The Kar98K is a bolt action rifle and was fed by a 5-round internal, non-detachable box magazine. Short for Karabiner 98 Kurz (Carbine 98, Short), the K98 was a shorter and more modern version of Germany’s standard rifle of the previous war, the Gewehr 98. It used the same type of action and chambered in the same 7.92x57mm (8mm Mauser), but was obviously shorter, lighter, and featured a turned-down bolt handle and simplified sights.
In 1935, the K98 was adopted by the German Army as their standard issue rifle. It remained the standard rifle throughout the war for all branches of the German military, and over 14 million were produced between 1935 and 1945. Though commonly referred to as the “Mauser,” Mauser was joined by many other manufacturers to produce these rifles during the war.
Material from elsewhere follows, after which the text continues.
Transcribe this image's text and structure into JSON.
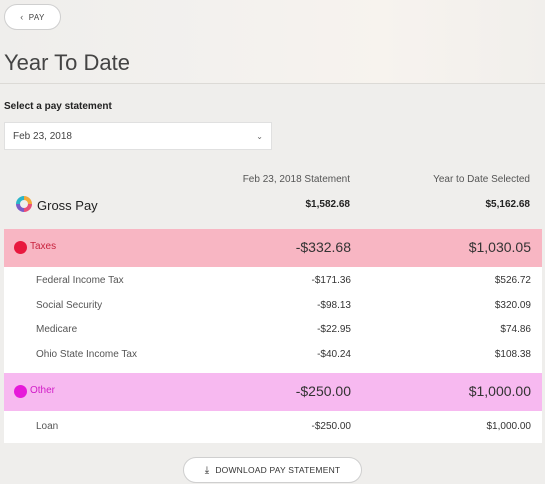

The design also went through various small changes throughout the war, such as replacing milled parts with stamped metal parts, changing the larger cupped buttplate to flat, and various other simplifications to speed up wartime production.
While outmatched by the American M1 Garand in terms of rate of fire, the K98 still proved to be a formidable rifle throughout WWII. Even with the introduction of he G43 semi auto rifle, the K98 was never replaced as the standard. This was likely because of not only wartime production limitations, but also the German infantry doctrine that – unlike the American squad – relied on the machine gun, not the rifle, as the main source of firepower during an engagement.
The K98k pictured here belongs to Obergefreiter Lindner. It is a bcd code rifle manufactured in 1941 by Gustloff Werke. As with many K98s, it does not feature matching serial numbers due to being captured by the Russians (denoted by a X mark on the receiver) and being rearsenaled without regard to serial numbers. It does, however, have some early features such as the milled front barrel band mixed with later ones such as the flat buttplate.